It's unclear how effective the bans will be in keeping Al-Jazeera from reaching its viewers. Across the region and in Israel, many Arab citizens watch Al-Jazeera through private satellite dishes rather than traditional cable transmission. The channels also livestream on YouTube.
WHAT IS AL-JAZEERA'S COVERAGE LIKE?
American viewers became familiar with Al-Jazeera after the attacks of Sept. 11, 2001, when its golden-hued Arabic logo became synonymous with video messages by America's then-most wanted terrorist, Osama bin Laden. The channel aired the messages it received, sparking frequent complaints by then-President George W. Bush's White House. The station defended its policy, saying the messages were newsworthy.

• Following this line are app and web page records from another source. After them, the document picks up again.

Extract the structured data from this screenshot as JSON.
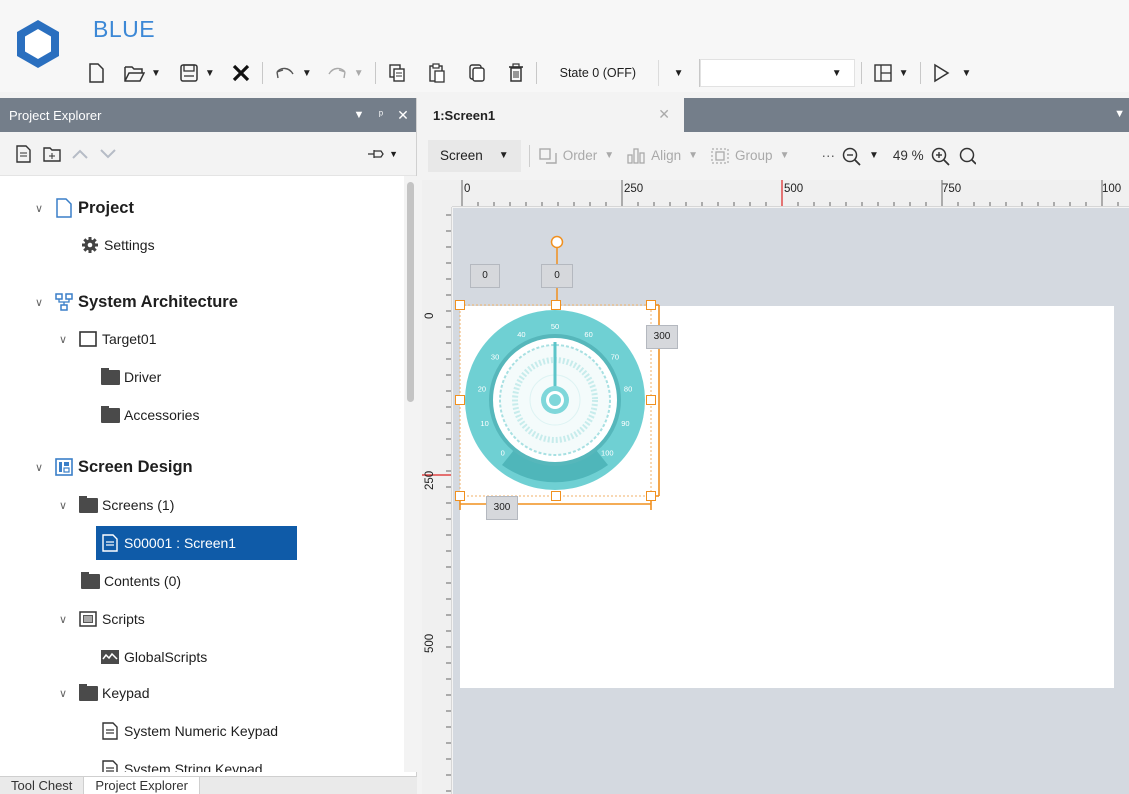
{
  "app": {
    "name": "BLUE"
  },
  "toolbar": {
    "state_value": "State 0 (OFF)",
    "blank_combo_value": ""
  },
  "project_explorer": {
    "title": "Project Explorer",
    "tree": {
      "project": "Project",
      "settings": "Settings",
      "system_architecture": "System Architecture",
      "target": "Target01",
      "driver": "Driver",
      "accessories": "Accessories",
      "screen_design": "Screen Design",
      "screens": "Screens (1)",
      "screen1": "S00001 : Screen1",
      "contents": "Contents (0)",
      "scripts": "Scripts",
      "global_scripts": "GlobalScripts",
      "keypad": "Keypad",
      "numeric_keypad": "System Numeric Keypad",
      "string_keypad": "System String Keypad"
    },
    "bottom_tabs": [
      "Tool Chest",
      "Project Explorer"
    ]
  },
  "document": {
    "tab_title": "1:Screen1"
  },
  "designer_toolbar": {
    "screen_combo": "Screen",
    "order": "Order",
    "align": "Align",
    "group": "Group",
    "more": "···",
    "zoom": "49 %"
  },
  "rulers": {
    "top_labels": [
      "0",
      "250",
      "500",
      "750",
      "100"
    ],
    "left_labels": [
      "0",
      "250",
      "500"
    ]
  },
  "gauge": {
    "scale_labels": [
      "0",
      "10",
      "20",
      "30",
      "40",
      "50",
      "60",
      "70",
      "80",
      "90",
      "100"
    ],
    "value": 50,
    "x": "0",
    "y": "0",
    "width": "300",
    "height": "300",
    "accent_color": "#5bc8cc"
  }
}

Critics say in past years, Al-Jazeera — particularly its flagship Arabic channel — has reflected Qatari policy by promoting Islamist movements. Many of the region's Arab rulers, particularly in Egypt and the UAE, see the Muslim Brotherhood group and its offshoots as a top threat.
Israel has long been irked by Al-Jazeera's coverage of the conflict there. During past wars in the Gaza Strip, Al-Jazeera has carried unflinchingly raw images of Palestinian women and children killed by Israeli airstrikes. Its reporters refer to Israel as an occupying force and to east Jerusalem as Occupied Jerusalem.
However, Al-Jazeera's English and Arabic channels, as well as its news websites and its popular online AJ+ videos, do not mirror one another in style and target different audiences.
WHAT ARE OTHERS SAYING?
Reporters Without Borders says Al-Jazeera has become a "collateral victim" in the diplomatic offensive against Qatar. The group says closing the station's bureaus is a political decision that amounts to censorship of a TV broadcaster.
The Committee to Protect Journalists has criticized Israel's moves against Al-Jazeera. The CPJ said closing Al-Jazeera's offices "would put Israel firmly in the camp of some of the region's worst enemies of press freedom." It called on Israel to allow all journalists to report freely from the country and areas it occupies.
Rights group Amnesty International says moves to censor Al-Jazeera are "a brazen attack on media freedom" and "sends a chilling message that the Israeli authorities will not tolerate critical coverage."